Thousands of spectators at Hawan Daushe, a traditional Sallah Durbar, were saved from a huge attack by a group of unruly youngsters in Kano thanks to quick police intervention.

The youngsters barricaded the road a few meters from Kofar Kudu, the durbar's venue, in order to unleash an attack on the fleeing crowd of unwitting onlookers before the police intervened with teargas.

Thugs threw stones at officers, but they were overwhelmed before the masses could pass.

Many durbar viewers were stranded at the emir's palace until around 7 p.m. due to the occurrences. The violence began as soon as the governor's motorcade departed the emir's compound. The group gathered and blocked the road in order to loot people and cause chaos in the area.


Thugs battles have always been a feature of Hawan Daushe, with scores of people injured. However, no one was hurt in the event on Friday.

Since his enthronement last year, the Emir of Kano, Alhaji Aminu Ado Bayero, has held his first Sallah durbar.  Last year, the yearly event was canceled as a precaution against the development of the COVID-19 pandemic in the state.

The ceremony on Friday, which began at 5 p.m., drew a large crowd from all walks of Kano society.

Governor Abdullahi Umar Ganduje, as well as a number of other political figures, were in attendance.

As is customary, the ritual began in Kofar Kwaru, where the emir rode a horse alongside his royal guards in traditional regalia to Gidan Mai Babban Daki, where he paid Sallah respect to his stepmothers in place of his biological mother, who died a few weeks ago.

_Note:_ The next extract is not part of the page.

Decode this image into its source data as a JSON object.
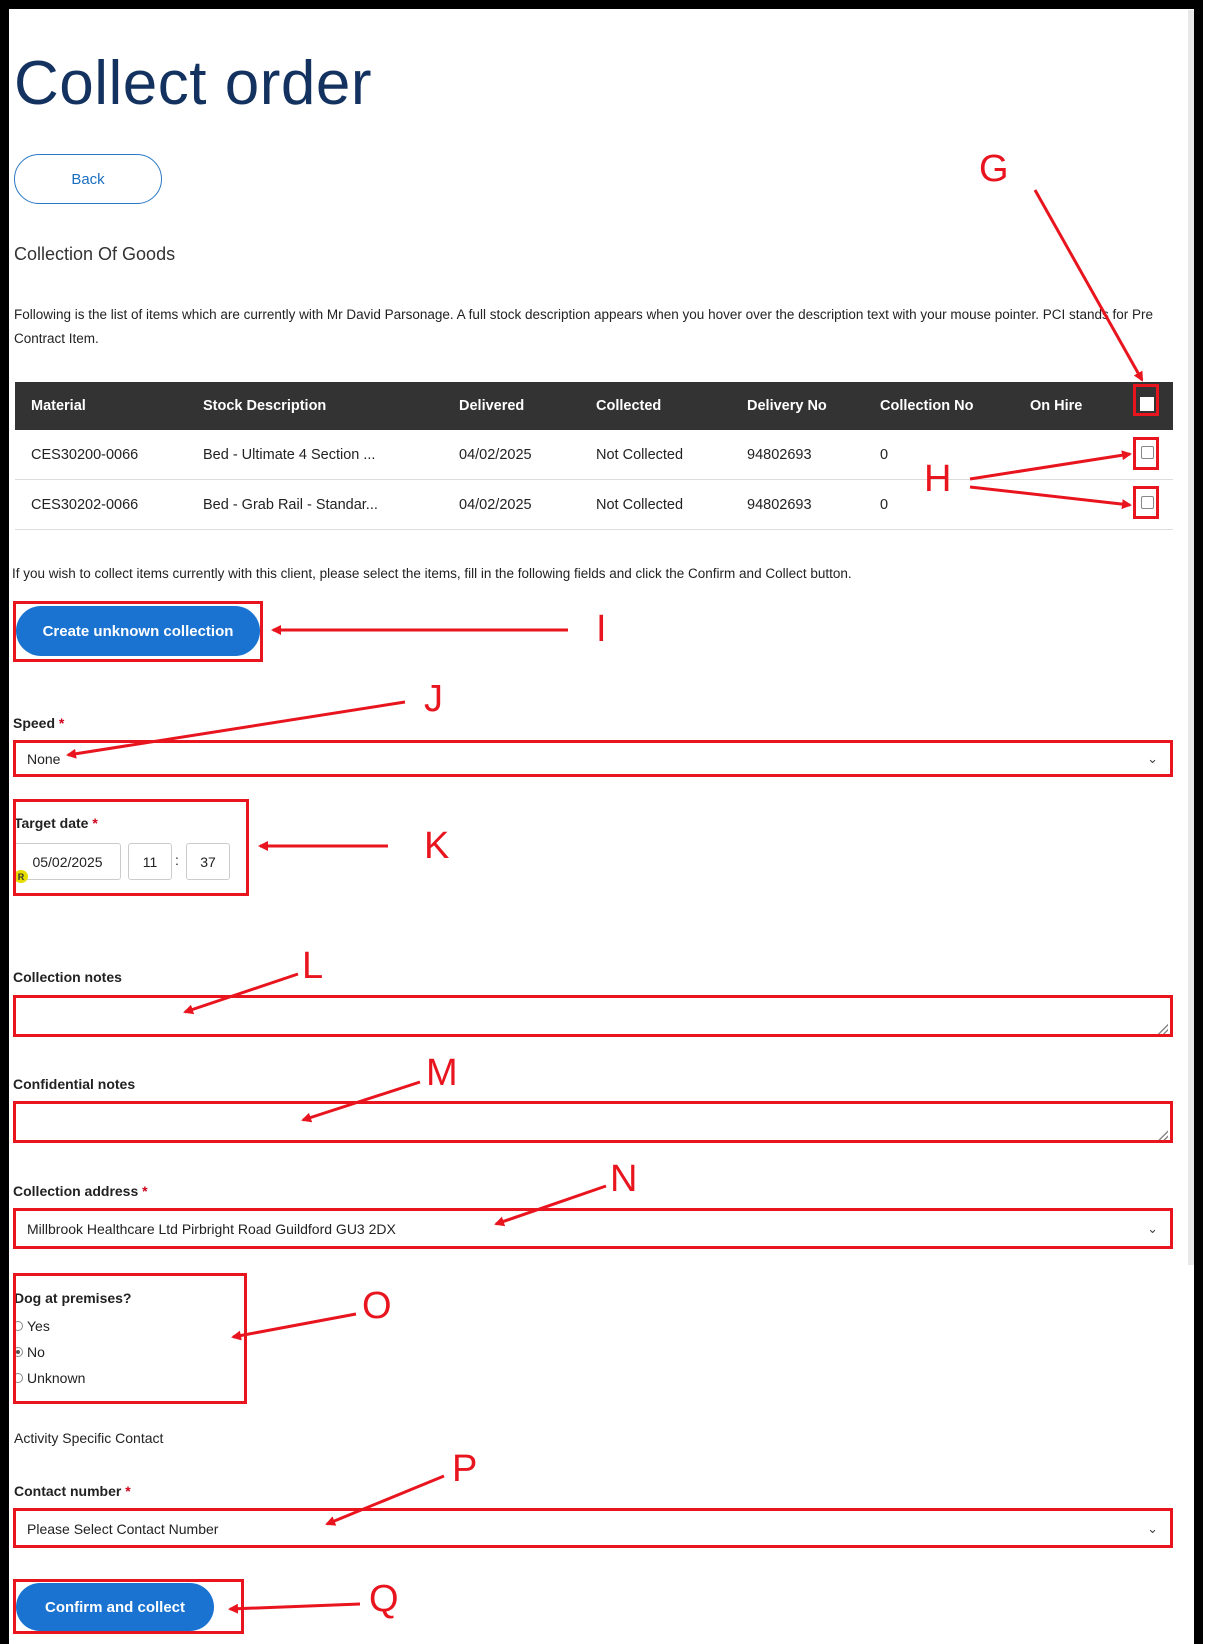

Following his visit to Gidan Mai Babban Daki, the Emir returned to the palace via Kofar Kudu, where he was greeted by his district chiefs and other titleholders in a traditional show of horsemanship before retiring to the palace, bringing the famed Hawan Daushe to a close.